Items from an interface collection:
====
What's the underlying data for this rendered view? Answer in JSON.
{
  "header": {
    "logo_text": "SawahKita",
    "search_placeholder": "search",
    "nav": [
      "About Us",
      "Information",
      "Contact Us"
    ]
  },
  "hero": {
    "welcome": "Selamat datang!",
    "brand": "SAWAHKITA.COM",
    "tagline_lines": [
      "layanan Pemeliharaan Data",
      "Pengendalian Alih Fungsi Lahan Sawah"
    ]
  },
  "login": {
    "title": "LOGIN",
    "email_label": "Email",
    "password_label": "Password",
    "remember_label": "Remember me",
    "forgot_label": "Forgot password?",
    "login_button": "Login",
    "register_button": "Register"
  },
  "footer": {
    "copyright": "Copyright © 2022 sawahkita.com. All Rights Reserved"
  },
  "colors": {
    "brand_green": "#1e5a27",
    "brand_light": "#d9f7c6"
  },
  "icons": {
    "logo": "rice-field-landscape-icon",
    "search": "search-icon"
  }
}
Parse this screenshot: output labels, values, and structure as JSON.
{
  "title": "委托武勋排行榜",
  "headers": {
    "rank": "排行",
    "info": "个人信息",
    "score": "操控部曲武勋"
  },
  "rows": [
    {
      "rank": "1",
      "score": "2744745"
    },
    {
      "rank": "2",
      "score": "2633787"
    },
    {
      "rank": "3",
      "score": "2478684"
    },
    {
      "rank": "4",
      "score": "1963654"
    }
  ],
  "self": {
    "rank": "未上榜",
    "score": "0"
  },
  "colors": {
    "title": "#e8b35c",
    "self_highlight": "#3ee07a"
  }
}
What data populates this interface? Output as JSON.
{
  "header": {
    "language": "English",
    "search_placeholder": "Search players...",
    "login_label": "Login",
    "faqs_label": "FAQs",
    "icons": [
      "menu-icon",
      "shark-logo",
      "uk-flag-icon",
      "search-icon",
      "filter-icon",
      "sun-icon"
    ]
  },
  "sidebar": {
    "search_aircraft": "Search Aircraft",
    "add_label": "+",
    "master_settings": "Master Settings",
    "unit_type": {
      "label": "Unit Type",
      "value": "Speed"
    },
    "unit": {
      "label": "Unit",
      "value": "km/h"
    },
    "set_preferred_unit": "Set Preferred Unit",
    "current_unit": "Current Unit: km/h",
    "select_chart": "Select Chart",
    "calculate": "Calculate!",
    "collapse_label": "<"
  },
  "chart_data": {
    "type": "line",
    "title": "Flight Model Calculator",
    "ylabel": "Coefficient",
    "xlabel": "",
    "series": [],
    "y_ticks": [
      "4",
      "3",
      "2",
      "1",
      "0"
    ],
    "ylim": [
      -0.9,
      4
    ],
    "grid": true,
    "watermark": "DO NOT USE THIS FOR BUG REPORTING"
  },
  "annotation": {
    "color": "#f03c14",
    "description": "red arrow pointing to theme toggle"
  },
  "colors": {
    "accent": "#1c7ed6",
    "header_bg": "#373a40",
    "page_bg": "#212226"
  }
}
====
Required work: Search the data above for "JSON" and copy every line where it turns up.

Exercise result:
What's the underlying data for this rendered view? Answer in JSON.
Parse this screenshot: output labels, values, and structure as JSON.
What data populates this interface? Output as JSON.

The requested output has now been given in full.